*Problem to work on*: Starting at the line that contains "Serialize everything readable", output each line through the end of the data exactly, and nothing more.

*Recorded information*:
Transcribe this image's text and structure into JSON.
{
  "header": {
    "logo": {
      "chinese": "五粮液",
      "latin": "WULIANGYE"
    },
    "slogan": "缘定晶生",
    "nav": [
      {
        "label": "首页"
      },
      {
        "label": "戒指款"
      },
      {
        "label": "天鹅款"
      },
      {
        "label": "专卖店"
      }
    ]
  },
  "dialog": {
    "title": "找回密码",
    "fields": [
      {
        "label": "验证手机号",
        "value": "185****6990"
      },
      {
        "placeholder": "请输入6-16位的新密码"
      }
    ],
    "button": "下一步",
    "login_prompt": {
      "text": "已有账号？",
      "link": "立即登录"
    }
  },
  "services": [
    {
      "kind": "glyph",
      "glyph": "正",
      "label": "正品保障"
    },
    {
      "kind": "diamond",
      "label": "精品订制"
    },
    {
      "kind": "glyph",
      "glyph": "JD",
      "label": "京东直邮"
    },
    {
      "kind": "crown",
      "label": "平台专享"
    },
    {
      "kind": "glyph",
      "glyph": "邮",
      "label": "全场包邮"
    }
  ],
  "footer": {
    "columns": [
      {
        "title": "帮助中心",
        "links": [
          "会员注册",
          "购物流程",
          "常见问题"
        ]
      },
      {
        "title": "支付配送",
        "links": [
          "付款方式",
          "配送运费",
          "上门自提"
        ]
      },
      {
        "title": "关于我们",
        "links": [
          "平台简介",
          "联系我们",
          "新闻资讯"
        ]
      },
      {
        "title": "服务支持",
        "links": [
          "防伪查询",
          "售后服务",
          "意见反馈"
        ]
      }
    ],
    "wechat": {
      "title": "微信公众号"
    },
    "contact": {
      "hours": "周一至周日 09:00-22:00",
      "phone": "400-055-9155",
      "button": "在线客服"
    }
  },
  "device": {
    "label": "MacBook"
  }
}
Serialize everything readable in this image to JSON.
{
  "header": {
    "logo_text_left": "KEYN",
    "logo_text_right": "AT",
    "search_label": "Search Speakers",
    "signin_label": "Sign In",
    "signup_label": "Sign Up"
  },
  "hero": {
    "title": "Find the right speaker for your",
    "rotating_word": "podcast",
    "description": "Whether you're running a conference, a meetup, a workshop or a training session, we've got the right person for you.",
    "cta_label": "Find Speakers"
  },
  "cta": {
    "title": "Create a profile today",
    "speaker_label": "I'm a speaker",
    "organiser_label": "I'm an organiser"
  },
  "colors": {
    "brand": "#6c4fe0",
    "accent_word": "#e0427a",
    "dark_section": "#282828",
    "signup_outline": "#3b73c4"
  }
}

*Response*:
Serialize everything readable in this image to JSON.
{
  "header": {
    "logo_text_left": "KEYN",
    "logo_text_right": "AT",
    "search_label": "Search Speakers",
    "signin_label": "Sign In",
    "signup_label": "Sign Up"
  },
  "hero": {
    "title": "Find the right speaker for your",
    "rotating_word": "podcast",
    "description": "Whether you're running a conference, a meetup, a workshop or a training session, we've got the right person for you.",
    "cta_label": "Find Speakers"
  },
  "cta": {
    "title": "Create a profile today",
    "speaker_label": "I'm a speaker",
    "organiser_label": "I'm an organiser"
  },
  "colors": {
    "brand": "#6c4fe0",
    "accent_word": "#e0427a",
    "dark_section": "#282828",
    "signup_outline": "#3b73c4"
  }
}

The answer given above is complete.